(Given data Opens)
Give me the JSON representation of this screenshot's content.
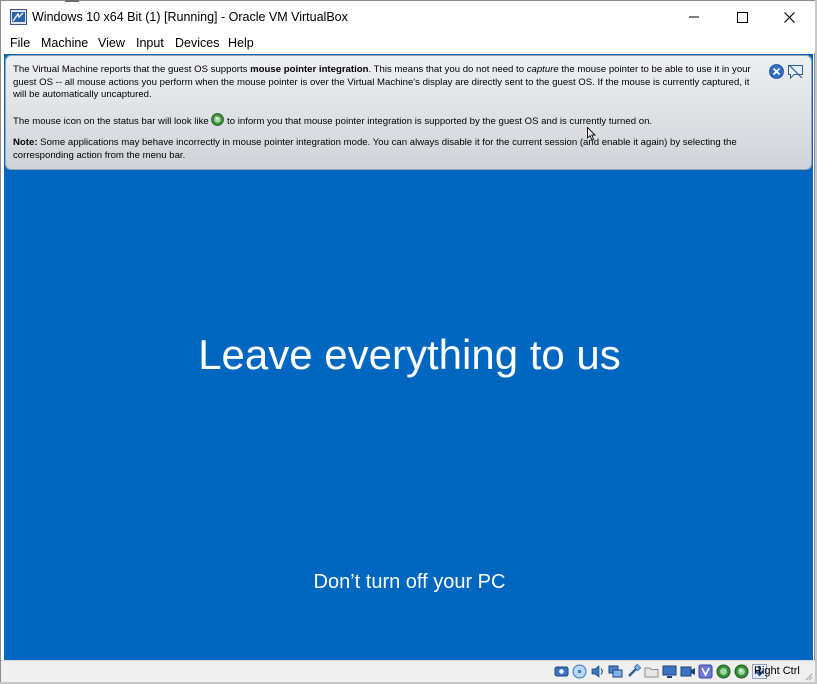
{
  "window": {
    "title": "Windows 10 x64 Bit (1) [Running] - Oracle VM VirtualBox",
    "icon": "virtualbox-icon",
    "controls": [
      "minimize-icon",
      "maximize-icon",
      "close-icon"
    ]
  },
  "menu": {
    "items": [
      "File",
      "Machine",
      "View",
      "Input",
      "Devices",
      "Help"
    ]
  },
  "banner": {
    "p1_before": "The Virtual Machine reports that the guest OS supports ",
    "p1_bold": "mouse pointer integration",
    "p1_middle": ". This means that you do not need to ",
    "p1_italic": "capture",
    "p1_after": " the mouse pointer to be able to use it in your guest OS -- all mouse actions you perform when the mouse pointer is over the Virtual Machine's display are directly sent to the guest OS. If the mouse is currently captured, it will be automatically uncaptured.",
    "p2_before": "The mouse icon on the status bar will look like ",
    "p2_after": " to inform you that mouse pointer integration is supported by the guest OS and is currently turned on.",
    "p3_bold": "Note:",
    "p3_text": " Some applications may behave incorrectly in mouse pointer integration mode. You can always disable it for the current session (and enable it again) by selecting the corresponding action from the menu bar.",
    "close_icon": "close-icon",
    "dismiss_icon": "dont-show-again-icon"
  },
  "vm_screen": {
    "headline": "Leave everything to us",
    "subline": "Don’t turn off your PC",
    "background": "#0067c0"
  },
  "status_bar": {
    "icons": [
      "hard-disk-icon",
      "optical-drive-icon",
      "audio-icon",
      "network-icon",
      "usb-icon",
      "shared-folders-icon",
      "display-icon",
      "video-capture-icon",
      "vrde-icon",
      "cpu-icon",
      "mouse-integration-icon",
      "keyboard-capture-icon"
    ],
    "host_key": "Right Ctrl"
  }
}
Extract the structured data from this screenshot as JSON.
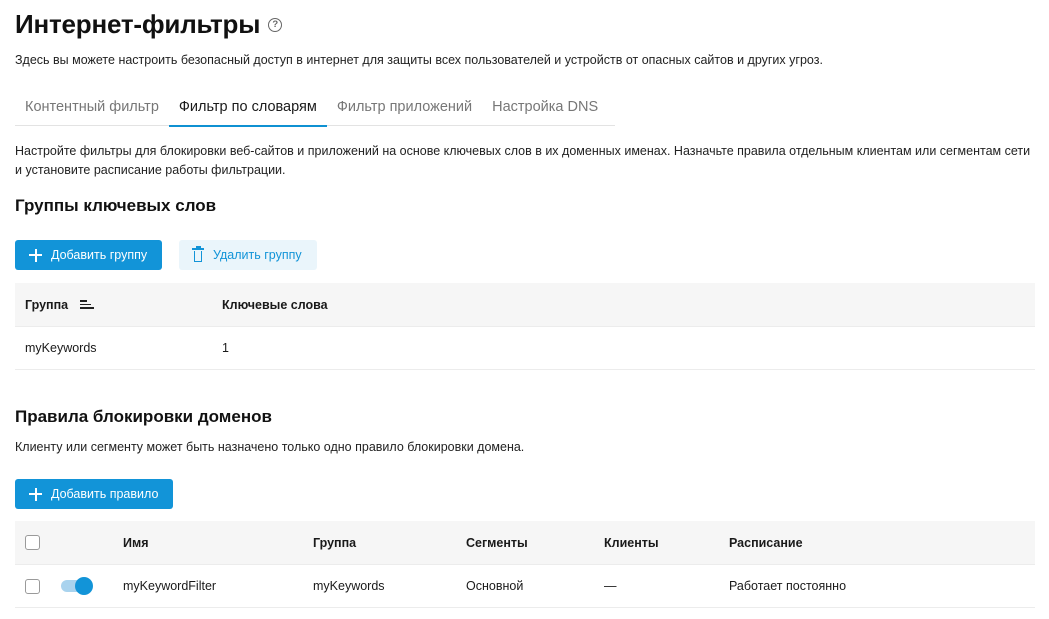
{
  "header": {
    "title": "Интернет-фильтры",
    "help_icon": "help-circle-icon",
    "description": "Здесь вы можете настроить безопасный доступ в интернет для защиты всех пользователей и устройств от опасных сайтов и других угроз."
  },
  "tabs": [
    {
      "label": "Контентный фильтр",
      "active": false
    },
    {
      "label": "Фильтр по словарям",
      "active": true
    },
    {
      "label": "Фильтр приложений",
      "active": false
    },
    {
      "label": "Настройка DNS",
      "active": false
    }
  ],
  "section_description": "Настройте фильтры для блокировки веб-сайтов и приложений на основе ключевых слов в их доменных именах. Назначьте правила отдельным клиентам или сегментам сети и установите расписание работы фильтрации.",
  "keyword_groups": {
    "title": "Группы ключевых слов",
    "add_label": "Добавить группу",
    "delete_label": "Удалить группу",
    "columns": {
      "group": "Группа",
      "keywords": "Ключевые слова"
    },
    "rows": [
      {
        "group": "myKeywords",
        "keywords": "1"
      }
    ]
  },
  "domain_rules": {
    "title": "Правила блокировки доменов",
    "description": "Клиенту или сегменту может быть назначено только одно правило блокировки домена.",
    "add_label": "Добавить правило",
    "columns": {
      "name": "Имя",
      "group": "Группа",
      "segments": "Сегменты",
      "clients": "Клиенты",
      "schedule": "Расписание"
    },
    "rows": [
      {
        "enabled": true,
        "name": "myKeywordFilter",
        "group": "myKeywords",
        "segments": "Основной",
        "clients": "—",
        "schedule": "Работает постоянно"
      }
    ]
  },
  "colors": {
    "accent": "#1294d8",
    "accent_light": "#eaf5fb",
    "header_bg": "#f6f6f6"
  }
}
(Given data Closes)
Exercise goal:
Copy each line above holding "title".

Task output:
    "title": "Windows 10 x64 Bit (1) [Running] - Oracle VM VirtualBox",
    "title": "Интернет-фильтры",
    "title": "Группы ключевых слов",
    "title": "Правила блокировки доменов",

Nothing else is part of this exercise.